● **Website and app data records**
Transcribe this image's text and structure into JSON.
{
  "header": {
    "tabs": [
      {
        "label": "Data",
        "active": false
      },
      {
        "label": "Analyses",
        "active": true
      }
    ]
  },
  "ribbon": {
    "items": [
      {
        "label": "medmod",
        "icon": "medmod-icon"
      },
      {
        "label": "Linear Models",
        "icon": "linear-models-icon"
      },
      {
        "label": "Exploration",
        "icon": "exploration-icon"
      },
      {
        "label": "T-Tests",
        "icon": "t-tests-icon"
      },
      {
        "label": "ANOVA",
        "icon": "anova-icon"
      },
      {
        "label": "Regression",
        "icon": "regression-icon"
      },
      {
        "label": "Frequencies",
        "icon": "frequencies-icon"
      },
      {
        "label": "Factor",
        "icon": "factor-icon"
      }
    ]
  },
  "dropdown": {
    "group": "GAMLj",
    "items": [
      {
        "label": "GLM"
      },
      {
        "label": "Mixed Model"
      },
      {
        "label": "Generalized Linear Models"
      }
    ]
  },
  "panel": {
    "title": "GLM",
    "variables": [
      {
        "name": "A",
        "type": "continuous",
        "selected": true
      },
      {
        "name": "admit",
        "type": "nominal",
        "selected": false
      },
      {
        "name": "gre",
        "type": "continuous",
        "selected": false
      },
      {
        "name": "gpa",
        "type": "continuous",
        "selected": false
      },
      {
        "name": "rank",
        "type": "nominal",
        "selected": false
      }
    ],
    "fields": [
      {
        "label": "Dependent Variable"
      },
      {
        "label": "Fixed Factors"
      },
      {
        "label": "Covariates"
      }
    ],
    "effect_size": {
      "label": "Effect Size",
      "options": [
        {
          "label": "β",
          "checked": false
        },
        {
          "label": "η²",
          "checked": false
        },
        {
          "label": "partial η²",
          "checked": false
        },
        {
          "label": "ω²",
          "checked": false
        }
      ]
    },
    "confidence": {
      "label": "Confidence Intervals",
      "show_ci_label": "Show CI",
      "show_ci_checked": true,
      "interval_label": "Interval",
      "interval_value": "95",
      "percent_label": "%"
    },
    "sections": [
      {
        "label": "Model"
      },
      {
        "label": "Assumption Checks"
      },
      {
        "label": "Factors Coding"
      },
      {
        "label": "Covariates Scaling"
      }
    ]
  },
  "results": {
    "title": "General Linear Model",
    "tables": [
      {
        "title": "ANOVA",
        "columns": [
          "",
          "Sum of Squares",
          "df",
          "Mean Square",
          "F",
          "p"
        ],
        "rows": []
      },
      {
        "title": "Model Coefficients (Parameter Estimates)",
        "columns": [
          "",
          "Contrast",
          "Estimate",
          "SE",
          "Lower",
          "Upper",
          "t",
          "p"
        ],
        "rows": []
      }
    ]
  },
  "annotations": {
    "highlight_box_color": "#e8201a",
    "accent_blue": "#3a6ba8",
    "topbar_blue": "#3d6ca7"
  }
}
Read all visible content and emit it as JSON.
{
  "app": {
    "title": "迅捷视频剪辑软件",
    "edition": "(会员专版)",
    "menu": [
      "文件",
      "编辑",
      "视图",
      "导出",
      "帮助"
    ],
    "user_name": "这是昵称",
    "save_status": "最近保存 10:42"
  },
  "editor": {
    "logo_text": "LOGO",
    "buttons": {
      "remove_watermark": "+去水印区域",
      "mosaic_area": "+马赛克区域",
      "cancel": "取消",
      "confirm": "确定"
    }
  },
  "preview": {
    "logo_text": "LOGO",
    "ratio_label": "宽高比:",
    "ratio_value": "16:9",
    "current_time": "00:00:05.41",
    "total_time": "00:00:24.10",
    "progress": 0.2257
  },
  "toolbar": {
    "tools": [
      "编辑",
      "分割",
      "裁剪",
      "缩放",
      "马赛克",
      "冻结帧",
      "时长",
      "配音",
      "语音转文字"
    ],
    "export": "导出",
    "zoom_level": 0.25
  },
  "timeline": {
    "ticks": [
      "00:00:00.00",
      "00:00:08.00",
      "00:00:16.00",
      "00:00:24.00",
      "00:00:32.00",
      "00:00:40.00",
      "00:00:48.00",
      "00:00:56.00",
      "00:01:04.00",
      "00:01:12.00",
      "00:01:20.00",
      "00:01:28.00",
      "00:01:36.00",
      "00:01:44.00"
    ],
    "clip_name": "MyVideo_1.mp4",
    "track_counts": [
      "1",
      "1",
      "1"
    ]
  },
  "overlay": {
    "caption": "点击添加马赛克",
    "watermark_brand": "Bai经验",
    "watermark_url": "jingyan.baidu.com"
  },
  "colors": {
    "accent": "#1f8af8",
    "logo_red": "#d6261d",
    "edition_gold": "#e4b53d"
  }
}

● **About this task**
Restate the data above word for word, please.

● **Worked solution**
Transcribe this image's text and structure into JSON.
{
  "header": {
    "tabs": [
      {
        "label": "Data",
        "active": false
      },
      {
        "label": "Analyses",
        "active": true
      }
    ]
  },
  "ribbon": {
    "items": [
      {
        "label": "medmod",
        "icon": "medmod-icon"
      },
      {
        "label": "Linear Models",
        "icon": "linear-models-icon"
      },
      {
        "label": "Exploration",
        "icon": "exploration-icon"
      },
      {
        "label": "T-Tests",
        "icon": "t-tests-icon"
      },
      {
        "label": "ANOVA",
        "icon": "anova-icon"
      },
      {
        "label": "Regression",
        "icon": "regression-icon"
      },
      {
        "label": "Frequencies",
        "icon": "frequencies-icon"
      },
      {
        "label": "Factor",
        "icon": "factor-icon"
      }
    ]
  },
  "dropdown": {
    "group": "GAMLj",
    "items": [
      {
        "label": "GLM"
      },
      {
        "label": "Mixed Model"
      },
      {
        "label": "Generalized Linear Models"
      }
    ]
  },
  "panel": {
    "title": "GLM",
    "variables": [
      {
        "name": "A",
        "type": "continuous",
        "selected": true
      },
      {
        "name": "admit",
        "type": "nominal",
        "selected": false
      },
      {
        "name": "gre",
        "type": "continuous",
        "selected": false
      },
      {
        "name": "gpa",
        "type": "continuous",
        "selected": false
      },
      {
        "name": "rank",
        "type": "nominal",
        "selected": false
      }
    ],
    "fields": [
      {
        "label": "Dependent Variable"
      },
      {
        "label": "Fixed Factors"
      },
      {
        "label": "Covariates"
      }
    ],
    "effect_size": {
      "label": "Effect Size",
      "options": [
        {
          "label": "β",
          "checked": false
        },
        {
          "label": "η²",
          "checked": false
        },
        {
          "label": "partial η²",
          "checked": false
        },
        {
          "label": "ω²",
          "checked": false
        }
      ]
    },
    "confidence": {
      "label": "Confidence Intervals",
      "show_ci_label": "Show CI",
      "show_ci_checked": true,
      "interval_label": "Interval",
      "interval_value": "95",
      "percent_label": "%"
    },
    "sections": [
      {
        "label": "Model"
      },
      {
        "label": "Assumption Checks"
      },
      {
        "label": "Factors Coding"
      },
      {
        "label": "Covariates Scaling"
      }
    ]
  },
  "results": {
    "title": "General Linear Model",
    "tables": [
      {
        "title": "ANOVA",
        "columns": [
          "",
          "Sum of Squares",
          "df",
          "Mean Square",
          "F",
          "p"
        ],
        "rows": []
      },
      {
        "title": "Model Coefficients (Parameter Estimates)",
        "columns": [
          "",
          "Contrast",
          "Estimate",
          "SE",
          "Lower",
          "Upper",
          "t",
          "p"
        ],
        "rows": []
      }
    ]
  },
  "annotations": {
    "highlight_box_color": "#e8201a",
    "accent_blue": "#3a6ba8",
    "topbar_blue": "#3d6ca7"
  }
}
Read all visible content and emit it as JSON.
{
  "app": {
    "title": "迅捷视频剪辑软件",
    "edition": "(会员专版)",
    "menu": [
      "文件",
      "编辑",
      "视图",
      "导出",
      "帮助"
    ],
    "user_name": "这是昵称",
    "save_status": "最近保存 10:42"
  },
  "editor": {
    "logo_text": "LOGO",
    "buttons": {
      "remove_watermark": "+去水印区域",
      "mosaic_area": "+马赛克区域",
      "cancel": "取消",
      "confirm": "确定"
    }
  },
  "preview": {
    "logo_text": "LOGO",
    "ratio_label": "宽高比:",
    "ratio_value": "16:9",
    "current_time": "00:00:05.41",
    "total_time": "00:00:24.10",
    "progress": 0.2257
  },
  "toolbar": {
    "tools": [
      "编辑",
      "分割",
      "裁剪",
      "缩放",
      "马赛克",
      "冻结帧",
      "时长",
      "配音",
      "语音转文字"
    ],
    "export": "导出",
    "zoom_level": 0.25
  },
  "timeline": {
    "ticks": [
      "00:00:00.00",
      "00:00:08.00",
      "00:00:16.00",
      "00:00:24.00",
      "00:00:32.00",
      "00:00:40.00",
      "00:00:48.00",
      "00:00:56.00",
      "00:01:04.00",
      "00:01:12.00",
      "00:01:20.00",
      "00:01:28.00",
      "00:01:36.00",
      "00:01:44.00"
    ],
    "clip_name": "MyVideo_1.mp4",
    "track_counts": [
      "1",
      "1",
      "1"
    ]
  },
  "overlay": {
    "caption": "点击添加马赛克",
    "watermark_brand": "Bai经验",
    "watermark_url": "jingyan.baidu.com"
  },
  "colors": {
    "accent": "#1f8af8",
    "logo_red": "#d6261d",
    "edition_gold": "#e4b53d"
  }
}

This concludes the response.